Our Certified Tableau Trainers are asked a myriad of questions each day. In this series, they share some answers.
There is an example we do in the Tableau Desktop Intermediate course to look at how to union your data. In the example, we use Tableau’s Union function to append different sheets, labeled as different quarters, from a single Excel file into one long table in Tableau. My quick-thinking class the other week immediately wanted to know the limits of Tableau’s ability here. Rodney asked:
“Can we union separate files as the year here?”
Great question, Rodney – especially for a team within a company where there maybe exists a shared folder that uses standardized naming conventions for their files (e.g. Sales 2018). So, I created just a short test of Tableau’s abilities here, with three Excel files labeled as “sales eg (year)” and containing four quarters of data. I also put them in different nested folders so we can make use of Tableau’s Wildcard Union ability.
The TL;DR Version in Tableau
- Set up Wildcard Union – file names must follow a naming convention
- File paths will come in as a new column
- Use custom splits and/or calculated fields to narrow the file path field down to the year, e.g. “2018”
- Use a calculated field to combine date parts, e.g. [Q]+“ ”+[Yr]
- Change the data type to Date
- Change the start of your fiscal year from the Default Properties of the pill in the Data pane
The Extended Version
To get started, we connect to the first file and set up the union like we would normally. We are looking for files with the stem “sales eg,” with differences occurring in the name after that:
When we run the Wildcard Union, a new field appears, containing the entire file path:
So, our steps to complete now are:
- Isolate the year from the file path field, and …
- Combine with the sheet field to give us a more-complete date field to use.
We can do this using custom splits, calculated fields or a combination of the two. The basic functions we will use here for calculated fields are RIGHT and LEFT. Here, I took the right-most nine characters, then the left-most four characters of those:

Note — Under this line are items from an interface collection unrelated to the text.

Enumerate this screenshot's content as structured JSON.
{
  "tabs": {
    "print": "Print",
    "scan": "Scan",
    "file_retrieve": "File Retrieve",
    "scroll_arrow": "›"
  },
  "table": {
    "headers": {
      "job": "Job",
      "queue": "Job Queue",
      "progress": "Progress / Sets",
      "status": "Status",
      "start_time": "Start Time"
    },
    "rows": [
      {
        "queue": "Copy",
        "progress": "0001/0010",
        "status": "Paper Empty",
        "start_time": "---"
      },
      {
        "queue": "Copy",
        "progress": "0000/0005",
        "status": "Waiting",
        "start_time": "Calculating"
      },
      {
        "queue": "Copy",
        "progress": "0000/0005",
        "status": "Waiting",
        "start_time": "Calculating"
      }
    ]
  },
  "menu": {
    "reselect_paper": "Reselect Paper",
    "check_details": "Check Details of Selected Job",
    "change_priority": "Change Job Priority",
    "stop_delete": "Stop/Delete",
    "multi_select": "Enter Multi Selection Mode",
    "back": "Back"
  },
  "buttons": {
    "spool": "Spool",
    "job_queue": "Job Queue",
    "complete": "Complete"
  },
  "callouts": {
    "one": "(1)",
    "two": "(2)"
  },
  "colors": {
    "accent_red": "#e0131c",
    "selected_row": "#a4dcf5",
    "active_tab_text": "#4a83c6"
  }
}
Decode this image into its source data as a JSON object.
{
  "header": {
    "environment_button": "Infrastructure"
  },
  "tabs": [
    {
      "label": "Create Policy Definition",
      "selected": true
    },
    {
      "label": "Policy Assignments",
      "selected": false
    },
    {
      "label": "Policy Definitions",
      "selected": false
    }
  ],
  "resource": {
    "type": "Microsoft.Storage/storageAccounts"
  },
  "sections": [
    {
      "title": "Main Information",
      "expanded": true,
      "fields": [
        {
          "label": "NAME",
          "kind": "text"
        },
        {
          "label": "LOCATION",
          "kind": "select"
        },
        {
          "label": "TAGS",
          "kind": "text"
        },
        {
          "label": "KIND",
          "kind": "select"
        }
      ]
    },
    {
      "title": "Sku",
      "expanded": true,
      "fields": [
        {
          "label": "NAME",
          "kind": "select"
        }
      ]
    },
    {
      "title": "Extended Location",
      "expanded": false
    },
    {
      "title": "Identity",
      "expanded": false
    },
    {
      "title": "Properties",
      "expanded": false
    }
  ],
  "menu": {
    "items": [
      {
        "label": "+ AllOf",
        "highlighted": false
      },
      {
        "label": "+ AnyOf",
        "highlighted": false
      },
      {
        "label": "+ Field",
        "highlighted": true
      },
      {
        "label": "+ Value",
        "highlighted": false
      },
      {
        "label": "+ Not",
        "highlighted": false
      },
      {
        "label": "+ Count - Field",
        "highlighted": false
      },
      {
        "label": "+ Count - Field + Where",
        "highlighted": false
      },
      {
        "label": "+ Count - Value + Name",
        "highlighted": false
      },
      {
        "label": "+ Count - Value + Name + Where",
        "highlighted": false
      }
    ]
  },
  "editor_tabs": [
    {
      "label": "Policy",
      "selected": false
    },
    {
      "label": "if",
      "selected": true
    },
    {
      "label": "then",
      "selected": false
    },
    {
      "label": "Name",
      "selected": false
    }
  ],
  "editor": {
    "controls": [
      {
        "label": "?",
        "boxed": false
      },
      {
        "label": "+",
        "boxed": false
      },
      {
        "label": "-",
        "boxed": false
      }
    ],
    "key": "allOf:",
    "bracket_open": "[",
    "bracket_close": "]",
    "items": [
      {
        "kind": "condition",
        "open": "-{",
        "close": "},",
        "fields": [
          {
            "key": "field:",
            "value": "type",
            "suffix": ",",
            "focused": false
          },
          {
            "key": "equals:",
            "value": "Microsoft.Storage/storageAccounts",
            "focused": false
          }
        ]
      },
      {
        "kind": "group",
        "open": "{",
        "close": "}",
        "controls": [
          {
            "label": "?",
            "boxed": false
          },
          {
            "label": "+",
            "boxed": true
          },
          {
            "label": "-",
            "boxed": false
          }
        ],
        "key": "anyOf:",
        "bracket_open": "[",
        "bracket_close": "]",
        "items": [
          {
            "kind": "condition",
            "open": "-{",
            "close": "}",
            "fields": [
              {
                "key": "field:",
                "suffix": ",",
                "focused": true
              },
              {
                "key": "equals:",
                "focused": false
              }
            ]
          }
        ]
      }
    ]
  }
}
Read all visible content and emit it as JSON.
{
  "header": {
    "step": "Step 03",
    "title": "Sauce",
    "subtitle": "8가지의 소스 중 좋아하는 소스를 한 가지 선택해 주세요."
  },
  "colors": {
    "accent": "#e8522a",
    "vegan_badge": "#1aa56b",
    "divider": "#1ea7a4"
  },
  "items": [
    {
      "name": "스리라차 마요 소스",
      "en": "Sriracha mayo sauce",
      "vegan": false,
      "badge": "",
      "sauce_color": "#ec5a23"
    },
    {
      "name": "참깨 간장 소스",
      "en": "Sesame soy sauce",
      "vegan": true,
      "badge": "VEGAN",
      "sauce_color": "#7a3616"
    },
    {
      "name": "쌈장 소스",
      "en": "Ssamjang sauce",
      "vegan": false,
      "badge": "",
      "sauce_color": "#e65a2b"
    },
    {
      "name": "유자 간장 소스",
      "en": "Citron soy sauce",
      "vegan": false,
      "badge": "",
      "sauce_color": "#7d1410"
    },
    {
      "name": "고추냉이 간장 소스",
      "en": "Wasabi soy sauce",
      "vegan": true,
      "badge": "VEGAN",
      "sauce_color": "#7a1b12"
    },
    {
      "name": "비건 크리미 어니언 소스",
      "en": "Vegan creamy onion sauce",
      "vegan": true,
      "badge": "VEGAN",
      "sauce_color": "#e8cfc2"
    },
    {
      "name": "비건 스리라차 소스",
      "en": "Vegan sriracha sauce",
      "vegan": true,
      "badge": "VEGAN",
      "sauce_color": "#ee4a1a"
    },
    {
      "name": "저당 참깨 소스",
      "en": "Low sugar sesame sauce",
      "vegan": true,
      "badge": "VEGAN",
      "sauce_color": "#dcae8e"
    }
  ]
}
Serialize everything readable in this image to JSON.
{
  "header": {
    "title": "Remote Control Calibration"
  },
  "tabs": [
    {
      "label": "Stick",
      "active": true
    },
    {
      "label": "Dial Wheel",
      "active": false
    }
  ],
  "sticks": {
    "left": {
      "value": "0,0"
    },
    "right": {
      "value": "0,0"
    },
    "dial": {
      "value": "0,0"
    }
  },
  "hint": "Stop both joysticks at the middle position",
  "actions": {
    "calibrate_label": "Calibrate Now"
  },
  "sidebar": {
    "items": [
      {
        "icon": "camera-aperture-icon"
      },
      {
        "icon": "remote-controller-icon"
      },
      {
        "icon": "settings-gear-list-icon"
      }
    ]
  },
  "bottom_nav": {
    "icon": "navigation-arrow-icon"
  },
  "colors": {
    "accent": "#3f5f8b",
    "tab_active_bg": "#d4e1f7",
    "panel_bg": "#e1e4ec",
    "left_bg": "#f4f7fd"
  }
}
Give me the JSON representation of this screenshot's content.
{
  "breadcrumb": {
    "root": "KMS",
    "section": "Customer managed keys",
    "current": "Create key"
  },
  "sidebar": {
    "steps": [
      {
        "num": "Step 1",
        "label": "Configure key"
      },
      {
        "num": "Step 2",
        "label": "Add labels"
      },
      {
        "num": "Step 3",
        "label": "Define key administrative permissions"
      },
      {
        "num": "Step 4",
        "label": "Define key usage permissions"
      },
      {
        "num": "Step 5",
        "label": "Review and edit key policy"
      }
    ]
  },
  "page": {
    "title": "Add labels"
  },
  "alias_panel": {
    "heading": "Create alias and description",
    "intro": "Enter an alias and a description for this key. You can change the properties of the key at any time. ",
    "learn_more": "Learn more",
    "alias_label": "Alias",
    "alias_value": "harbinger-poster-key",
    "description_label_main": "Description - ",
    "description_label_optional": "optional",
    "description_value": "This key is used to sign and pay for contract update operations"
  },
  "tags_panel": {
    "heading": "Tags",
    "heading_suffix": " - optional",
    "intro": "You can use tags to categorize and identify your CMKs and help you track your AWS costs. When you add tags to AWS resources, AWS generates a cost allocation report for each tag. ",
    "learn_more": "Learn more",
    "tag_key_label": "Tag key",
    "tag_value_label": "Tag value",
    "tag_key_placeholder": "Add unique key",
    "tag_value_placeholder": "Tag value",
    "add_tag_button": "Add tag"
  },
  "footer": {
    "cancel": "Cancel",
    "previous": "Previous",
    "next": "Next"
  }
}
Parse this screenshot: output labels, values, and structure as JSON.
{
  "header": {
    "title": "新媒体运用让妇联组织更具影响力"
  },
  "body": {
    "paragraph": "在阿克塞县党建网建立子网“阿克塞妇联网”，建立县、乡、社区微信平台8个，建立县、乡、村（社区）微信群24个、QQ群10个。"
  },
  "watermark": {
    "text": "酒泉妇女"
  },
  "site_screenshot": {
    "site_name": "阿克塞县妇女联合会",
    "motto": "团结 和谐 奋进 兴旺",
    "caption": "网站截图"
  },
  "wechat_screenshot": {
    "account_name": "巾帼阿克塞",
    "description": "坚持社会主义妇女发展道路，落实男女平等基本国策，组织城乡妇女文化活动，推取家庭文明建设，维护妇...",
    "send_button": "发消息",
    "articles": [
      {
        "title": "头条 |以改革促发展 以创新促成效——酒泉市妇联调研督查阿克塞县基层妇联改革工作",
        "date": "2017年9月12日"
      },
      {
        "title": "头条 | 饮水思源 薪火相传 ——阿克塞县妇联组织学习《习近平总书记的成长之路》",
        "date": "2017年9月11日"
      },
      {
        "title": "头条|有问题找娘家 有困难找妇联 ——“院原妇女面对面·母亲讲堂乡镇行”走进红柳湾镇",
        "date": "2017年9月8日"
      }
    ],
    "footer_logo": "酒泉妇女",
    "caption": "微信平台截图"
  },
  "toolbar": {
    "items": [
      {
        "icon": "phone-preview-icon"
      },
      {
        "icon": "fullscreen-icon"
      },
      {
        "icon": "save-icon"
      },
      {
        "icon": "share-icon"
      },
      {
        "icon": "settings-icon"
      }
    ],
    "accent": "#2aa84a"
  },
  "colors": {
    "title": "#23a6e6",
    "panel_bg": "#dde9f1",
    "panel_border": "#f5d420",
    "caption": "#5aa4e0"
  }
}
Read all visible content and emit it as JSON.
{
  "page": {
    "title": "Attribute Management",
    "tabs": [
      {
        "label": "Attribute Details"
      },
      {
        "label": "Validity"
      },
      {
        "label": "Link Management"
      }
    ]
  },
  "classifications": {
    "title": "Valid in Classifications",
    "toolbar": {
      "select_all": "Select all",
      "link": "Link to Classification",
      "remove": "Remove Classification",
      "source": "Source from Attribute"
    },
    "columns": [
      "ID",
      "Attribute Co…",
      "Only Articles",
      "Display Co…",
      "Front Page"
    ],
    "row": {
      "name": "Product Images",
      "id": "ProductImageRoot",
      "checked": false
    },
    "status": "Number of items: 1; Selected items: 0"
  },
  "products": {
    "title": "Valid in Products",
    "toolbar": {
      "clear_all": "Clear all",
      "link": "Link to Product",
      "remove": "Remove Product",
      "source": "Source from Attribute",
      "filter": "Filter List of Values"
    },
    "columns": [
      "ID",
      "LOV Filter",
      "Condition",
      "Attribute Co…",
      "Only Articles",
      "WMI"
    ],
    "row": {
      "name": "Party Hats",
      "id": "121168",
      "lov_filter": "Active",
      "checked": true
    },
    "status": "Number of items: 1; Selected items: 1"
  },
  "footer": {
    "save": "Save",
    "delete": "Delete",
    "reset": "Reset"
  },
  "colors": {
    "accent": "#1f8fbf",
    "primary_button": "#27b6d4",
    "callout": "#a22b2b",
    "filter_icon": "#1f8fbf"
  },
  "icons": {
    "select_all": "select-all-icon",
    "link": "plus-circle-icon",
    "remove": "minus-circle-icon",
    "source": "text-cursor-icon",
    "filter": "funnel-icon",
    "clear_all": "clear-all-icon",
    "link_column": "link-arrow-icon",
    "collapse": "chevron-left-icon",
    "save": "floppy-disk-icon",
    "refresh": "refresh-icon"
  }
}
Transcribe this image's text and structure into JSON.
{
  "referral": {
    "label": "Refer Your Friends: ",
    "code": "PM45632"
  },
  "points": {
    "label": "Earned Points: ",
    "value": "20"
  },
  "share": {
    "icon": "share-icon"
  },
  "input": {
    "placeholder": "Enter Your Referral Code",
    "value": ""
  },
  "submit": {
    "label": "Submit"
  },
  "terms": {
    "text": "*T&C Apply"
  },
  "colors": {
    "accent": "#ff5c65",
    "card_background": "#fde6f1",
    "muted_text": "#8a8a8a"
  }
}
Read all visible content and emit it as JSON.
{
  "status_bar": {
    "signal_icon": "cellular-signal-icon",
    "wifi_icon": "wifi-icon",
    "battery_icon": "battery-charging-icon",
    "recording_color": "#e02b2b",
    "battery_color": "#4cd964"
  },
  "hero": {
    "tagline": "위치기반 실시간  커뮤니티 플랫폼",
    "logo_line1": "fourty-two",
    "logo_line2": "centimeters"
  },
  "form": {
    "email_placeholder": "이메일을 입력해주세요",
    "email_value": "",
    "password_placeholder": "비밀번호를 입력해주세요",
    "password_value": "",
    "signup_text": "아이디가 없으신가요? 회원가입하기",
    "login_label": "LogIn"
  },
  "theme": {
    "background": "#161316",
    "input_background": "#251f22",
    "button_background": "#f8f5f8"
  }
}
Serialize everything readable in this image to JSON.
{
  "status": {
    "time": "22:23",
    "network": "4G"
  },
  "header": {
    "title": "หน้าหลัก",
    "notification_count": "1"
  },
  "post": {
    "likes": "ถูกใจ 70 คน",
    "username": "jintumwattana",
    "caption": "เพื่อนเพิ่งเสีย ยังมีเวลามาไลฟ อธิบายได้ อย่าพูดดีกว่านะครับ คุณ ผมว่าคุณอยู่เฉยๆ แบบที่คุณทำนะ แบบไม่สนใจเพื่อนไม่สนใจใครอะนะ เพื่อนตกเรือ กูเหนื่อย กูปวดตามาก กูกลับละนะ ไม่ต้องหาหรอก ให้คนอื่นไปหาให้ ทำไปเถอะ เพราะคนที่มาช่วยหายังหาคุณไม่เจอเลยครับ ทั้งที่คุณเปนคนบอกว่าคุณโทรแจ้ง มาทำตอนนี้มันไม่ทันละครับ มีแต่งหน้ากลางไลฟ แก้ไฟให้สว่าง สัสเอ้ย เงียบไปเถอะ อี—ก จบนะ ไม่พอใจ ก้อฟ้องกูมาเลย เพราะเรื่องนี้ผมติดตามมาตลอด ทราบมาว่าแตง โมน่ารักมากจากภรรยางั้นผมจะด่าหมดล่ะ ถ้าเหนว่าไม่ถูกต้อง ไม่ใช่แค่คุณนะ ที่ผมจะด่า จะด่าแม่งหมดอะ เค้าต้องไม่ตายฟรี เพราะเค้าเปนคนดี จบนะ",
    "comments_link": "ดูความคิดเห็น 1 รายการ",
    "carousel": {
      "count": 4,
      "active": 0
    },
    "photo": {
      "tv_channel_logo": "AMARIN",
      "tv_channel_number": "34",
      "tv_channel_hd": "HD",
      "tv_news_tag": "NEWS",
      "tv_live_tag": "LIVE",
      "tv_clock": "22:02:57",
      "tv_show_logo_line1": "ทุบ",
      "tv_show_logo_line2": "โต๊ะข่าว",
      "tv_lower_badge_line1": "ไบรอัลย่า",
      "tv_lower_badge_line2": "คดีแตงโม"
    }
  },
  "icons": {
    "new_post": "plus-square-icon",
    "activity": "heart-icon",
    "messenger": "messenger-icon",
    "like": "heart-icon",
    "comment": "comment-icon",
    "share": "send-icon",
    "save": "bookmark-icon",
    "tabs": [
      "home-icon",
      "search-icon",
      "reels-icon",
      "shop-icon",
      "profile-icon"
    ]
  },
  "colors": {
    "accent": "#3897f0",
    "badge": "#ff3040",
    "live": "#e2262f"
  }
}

A simple calculated field can join these fields together:
Then we can change the data type to Date from the icon in the top-left of the row to get an actual date field:
Tableau will assign the first month of each quarter to bring the date down to the level of detail it needs: M/D/YYYY in this case. I can change the start of my fiscal year from the Default Properties of my Date field if I need different months associated with each quarter.